What was once a single blockchain now becomes two – one of them continues with the original cryptocurrency but the other chain gives rise to a brand new currency.
And the winner is…..
Do nothing was rejected. The majority felt the ‘code is law’ mantra was too extreme and that decisions should ultimately be made by thinking human via social consensus. Not only that, the desire to keep the authorities out of the blockchain was strong. By returning funds the community showed the regulators that they could sort out their own mess.
The soft fork version was actually in play until a couple of days before its implementation date. But for several technical reasons it was concluded that a soft fork wasn’t going to work here and so the idea was abandoned.
The team chose a hard fork to resolve the problem.
Their hard fork was a code-change that effectively created a rollback – like a ‘restore’ on a computer. By taking your computer back to the state it was in say, 7 days ago you undo every change that took place on your machine since that date.
This is what the hard fork did to the Ethereum blockchain. On 20th July 2016 the fix was applied and it undid the attacker’s withdrawals. They had rewritten the past and undone the theft.
Except it wasn’t all quite as cut-and-dried as that.
Unexpectedly, the original blockchain carried on growing. Any expectations that that blockchain – which enjoyed perhaps 10 – 15% support amongst the nodes – would wither and die were confounded.
A portion of users had rejected the update and were still updating and approving blocks on the original chain – and were still being rewarded with the original Ether currency.
Incredibly, this old part of the chain – having been kept alive essentially by rebels against the fix – still possessed some of the stolen Ether…. which meant the attacker was still sitting on 3.6 million Ether coins.
Today, we still have two Ether cryptocurrencies: the original pre-fork currency which is now called Ethereum Classic (ETC) and the currency produced by the new fork – called Ethereum (ETH). ETC retained some 10 – 15% of the original users – ETH has the rest.

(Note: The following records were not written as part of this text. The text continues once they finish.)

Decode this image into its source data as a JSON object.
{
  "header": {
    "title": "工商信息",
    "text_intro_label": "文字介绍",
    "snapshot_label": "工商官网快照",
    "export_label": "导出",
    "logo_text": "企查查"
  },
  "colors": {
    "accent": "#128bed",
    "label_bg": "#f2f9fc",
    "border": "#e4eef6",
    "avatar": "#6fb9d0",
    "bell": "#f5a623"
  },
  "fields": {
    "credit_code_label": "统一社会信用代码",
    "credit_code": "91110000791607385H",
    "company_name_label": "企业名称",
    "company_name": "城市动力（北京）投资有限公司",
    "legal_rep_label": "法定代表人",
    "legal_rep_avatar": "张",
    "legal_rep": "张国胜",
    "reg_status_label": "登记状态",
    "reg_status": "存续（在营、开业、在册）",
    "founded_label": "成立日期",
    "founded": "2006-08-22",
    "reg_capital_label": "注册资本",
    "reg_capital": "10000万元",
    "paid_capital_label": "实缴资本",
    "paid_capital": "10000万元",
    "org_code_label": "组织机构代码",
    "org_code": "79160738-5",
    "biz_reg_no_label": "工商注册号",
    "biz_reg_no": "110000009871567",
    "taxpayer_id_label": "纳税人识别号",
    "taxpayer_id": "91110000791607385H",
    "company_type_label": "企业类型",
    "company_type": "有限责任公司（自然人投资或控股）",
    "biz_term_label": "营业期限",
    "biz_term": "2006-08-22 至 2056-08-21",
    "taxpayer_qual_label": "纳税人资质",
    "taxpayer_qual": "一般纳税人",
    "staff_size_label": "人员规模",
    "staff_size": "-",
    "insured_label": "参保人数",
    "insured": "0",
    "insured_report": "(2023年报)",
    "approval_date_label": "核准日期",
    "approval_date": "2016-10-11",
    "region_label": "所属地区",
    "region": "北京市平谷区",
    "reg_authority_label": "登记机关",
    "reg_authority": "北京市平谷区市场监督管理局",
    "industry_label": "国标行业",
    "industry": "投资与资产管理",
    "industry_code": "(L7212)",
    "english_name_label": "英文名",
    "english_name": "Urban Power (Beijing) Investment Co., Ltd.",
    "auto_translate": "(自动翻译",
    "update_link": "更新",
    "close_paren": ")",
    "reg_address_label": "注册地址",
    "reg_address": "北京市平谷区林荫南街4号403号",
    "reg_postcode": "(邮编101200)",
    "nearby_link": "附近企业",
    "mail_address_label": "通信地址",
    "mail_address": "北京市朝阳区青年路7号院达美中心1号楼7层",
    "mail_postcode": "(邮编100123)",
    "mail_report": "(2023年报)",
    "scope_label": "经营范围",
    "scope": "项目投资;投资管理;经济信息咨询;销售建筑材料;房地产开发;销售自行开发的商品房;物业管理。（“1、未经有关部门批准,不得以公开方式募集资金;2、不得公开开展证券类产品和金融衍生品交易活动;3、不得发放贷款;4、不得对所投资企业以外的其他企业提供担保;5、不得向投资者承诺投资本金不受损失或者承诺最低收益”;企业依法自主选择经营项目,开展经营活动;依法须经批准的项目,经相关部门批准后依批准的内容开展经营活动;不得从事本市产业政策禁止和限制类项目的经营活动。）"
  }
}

And ETH is the more credible currency. It’s market capitalisation is roughly ten times greater than that of ETC but importantly, its community sees its blockchain as a value-add software and it has attracted the support of some big name firms – Accenture, JP Morgan, Microsoft, and UBS in particular.
But the debate over the rights and wrongs of the fork rumble on.
Even today a number of blockchain enthusiasts believe that the rollback was akin to a bank bailout – and as such was contrary to everything the blockchain was about. They argue that if things that happen today can simply be undone tomorrow if enough people with a personal interest vote for it… what does that say for the certainty and reliability of blockchain applications?
The counter argument is that the Ethereum blockchain was still a development chain and that as it grows more robust such hard forks will be much harder to perform. Ethereum’s founder, Vitalik Buterin, says that the way things were done in 2016 aren’t anything like the way they’re done now. Investors in Initial Coin Offerings will hope he’s right…